The expected output is the full set of entries, printed exactly, without pictures.
-- -- --
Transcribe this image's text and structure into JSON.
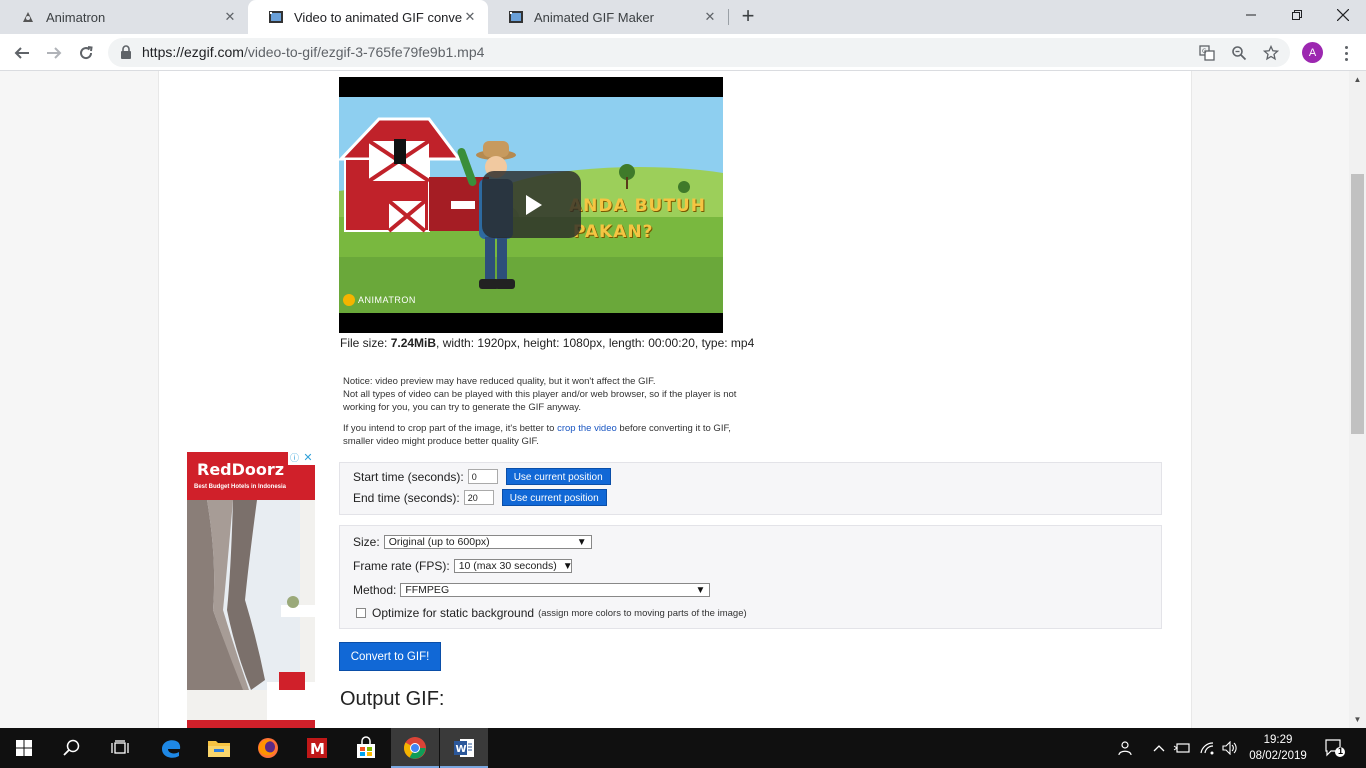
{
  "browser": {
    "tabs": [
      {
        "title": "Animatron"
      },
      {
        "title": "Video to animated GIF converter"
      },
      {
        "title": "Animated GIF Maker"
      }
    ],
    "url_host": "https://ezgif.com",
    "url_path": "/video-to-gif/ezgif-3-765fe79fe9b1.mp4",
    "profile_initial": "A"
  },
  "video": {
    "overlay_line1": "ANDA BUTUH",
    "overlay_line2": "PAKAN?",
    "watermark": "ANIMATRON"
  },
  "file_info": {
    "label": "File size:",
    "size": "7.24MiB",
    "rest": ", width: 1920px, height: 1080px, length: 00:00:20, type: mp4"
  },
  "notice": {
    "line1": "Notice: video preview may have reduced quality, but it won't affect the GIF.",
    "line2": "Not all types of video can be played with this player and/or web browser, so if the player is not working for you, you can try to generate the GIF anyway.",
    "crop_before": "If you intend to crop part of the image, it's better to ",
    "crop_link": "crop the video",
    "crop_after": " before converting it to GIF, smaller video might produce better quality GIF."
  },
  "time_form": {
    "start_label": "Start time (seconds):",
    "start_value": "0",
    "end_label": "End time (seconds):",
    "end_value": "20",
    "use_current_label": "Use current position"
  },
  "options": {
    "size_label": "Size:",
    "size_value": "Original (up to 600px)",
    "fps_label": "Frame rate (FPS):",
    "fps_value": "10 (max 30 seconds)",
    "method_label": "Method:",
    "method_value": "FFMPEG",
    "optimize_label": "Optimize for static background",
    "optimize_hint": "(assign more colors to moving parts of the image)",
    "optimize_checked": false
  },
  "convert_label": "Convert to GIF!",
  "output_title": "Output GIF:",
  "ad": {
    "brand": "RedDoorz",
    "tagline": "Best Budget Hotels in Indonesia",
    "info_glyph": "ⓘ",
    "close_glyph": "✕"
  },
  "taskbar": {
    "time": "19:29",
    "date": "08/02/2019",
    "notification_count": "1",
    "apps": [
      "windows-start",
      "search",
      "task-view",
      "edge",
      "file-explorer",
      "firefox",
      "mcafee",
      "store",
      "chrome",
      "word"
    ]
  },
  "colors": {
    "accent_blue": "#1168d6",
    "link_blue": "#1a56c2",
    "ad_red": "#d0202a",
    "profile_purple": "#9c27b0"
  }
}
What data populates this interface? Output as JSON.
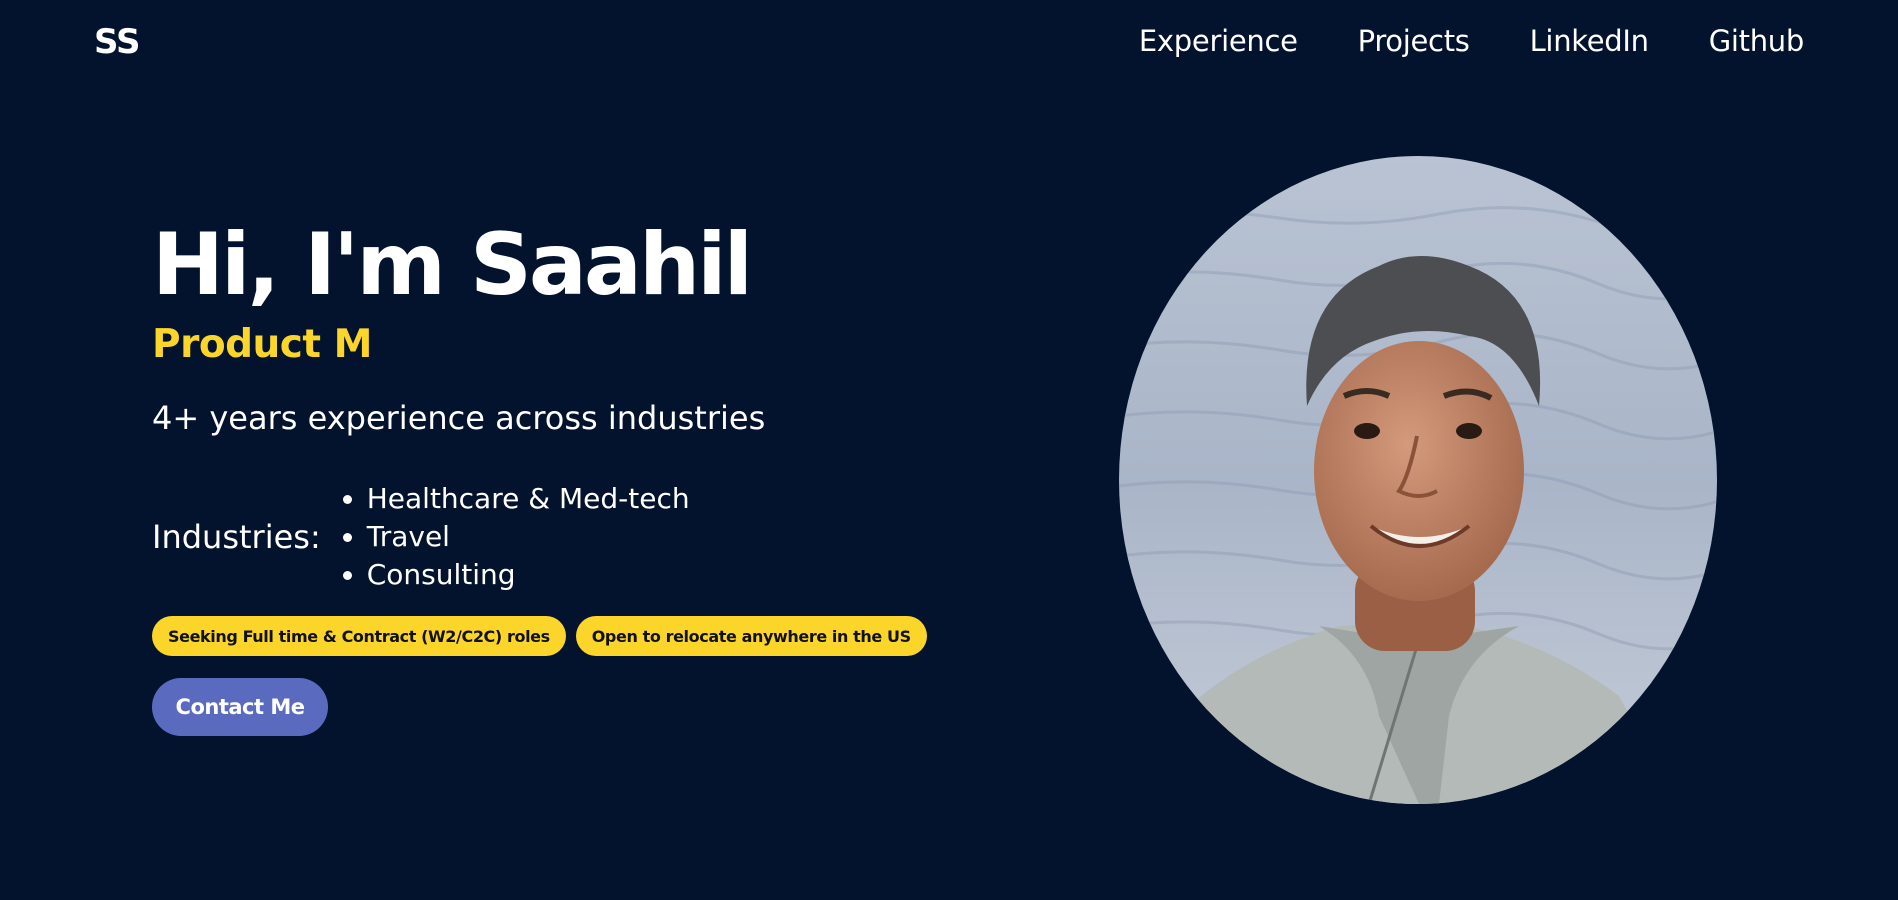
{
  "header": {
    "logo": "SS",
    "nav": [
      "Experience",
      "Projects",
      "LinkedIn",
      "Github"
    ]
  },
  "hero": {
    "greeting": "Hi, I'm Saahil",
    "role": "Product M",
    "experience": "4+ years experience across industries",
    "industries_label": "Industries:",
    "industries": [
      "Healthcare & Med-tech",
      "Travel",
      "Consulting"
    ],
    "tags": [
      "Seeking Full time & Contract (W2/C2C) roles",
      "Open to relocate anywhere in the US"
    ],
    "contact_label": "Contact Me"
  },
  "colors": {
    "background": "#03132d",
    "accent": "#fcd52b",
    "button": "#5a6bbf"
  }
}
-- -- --
Written answer:
Transcribe this image's text and structure into JSON.
{
  "browser": {
    "tabs": [
      {
        "title": "Animatron"
      },
      {
        "title": "Video to animated GIF converter"
      },
      {
        "title": "Animated GIF Maker"
      }
    ],
    "url_host": "https://ezgif.com",
    "url_path": "/video-to-gif/ezgif-3-765fe79fe9b1.mp4",
    "profile_initial": "A"
  },
  "video": {
    "overlay_line1": "ANDA BUTUH",
    "overlay_line2": "PAKAN?",
    "watermark": "ANIMATRON"
  },
  "file_info": {
    "label": "File size:",
    "size": "7.24MiB",
    "rest": ", width: 1920px, height: 1080px, length: 00:00:20, type: mp4"
  },
  "notice": {
    "line1": "Notice: video preview may have reduced quality, but it won't affect the GIF.",
    "line2": "Not all types of video can be played with this player and/or web browser, so if the player is not working for you, you can try to generate the GIF anyway.",
    "crop_before": "If you intend to crop part of the image, it's better to ",
    "crop_link": "crop the video",
    "crop_after": " before converting it to GIF, smaller video might produce better quality GIF."
  },
  "time_form": {
    "start_label": "Start time (seconds):",
    "start_value": "0",
    "end_label": "End time (seconds):",
    "end_value": "20",
    "use_current_label": "Use current position"
  },
  "options": {
    "size_label": "Size:",
    "size_value": "Original (up to 600px)",
    "fps_label": "Frame rate (FPS):",
    "fps_value": "10 (max 30 seconds)",
    "method_label": "Method:",
    "method_value": "FFMPEG",
    "optimize_label": "Optimize for static background",
    "optimize_hint": "(assign more colors to moving parts of the image)",
    "optimize_checked": false
  },
  "convert_label": "Convert to GIF!",
  "output_title": "Output GIF:",
  "ad": {
    "brand": "RedDoorz",
    "tagline": "Best Budget Hotels in Indonesia",
    "info_glyph": "ⓘ",
    "close_glyph": "✕"
  },
  "taskbar": {
    "time": "19:29",
    "date": "08/02/2019",
    "notification_count": "1",
    "apps": [
      "windows-start",
      "search",
      "task-view",
      "edge",
      "file-explorer",
      "firefox",
      "mcafee",
      "store",
      "chrome",
      "word"
    ]
  },
  "colors": {
    "accent_blue": "#1168d6",
    "link_blue": "#1a56c2",
    "ad_red": "#d0202a",
    "profile_purple": "#9c27b0"
  }
}
What data populates this interface? Output as JSON.
{
  "header": {
    "logo": "SS",
    "nav": [
      "Experience",
      "Projects",
      "LinkedIn",
      "Github"
    ]
  },
  "hero": {
    "greeting": "Hi, I'm Saahil",
    "role": "Product M",
    "experience": "4+ years experience across industries",
    "industries_label": "Industries:",
    "industries": [
      "Healthcare & Med-tech",
      "Travel",
      "Consulting"
    ],
    "tags": [
      "Seeking Full time & Contract (W2/C2C) roles",
      "Open to relocate anywhere in the US"
    ],
    "contact_label": "Contact Me"
  },
  "colors": {
    "background": "#03132d",
    "accent": "#fcd52b",
    "button": "#5a6bbf"
  }
}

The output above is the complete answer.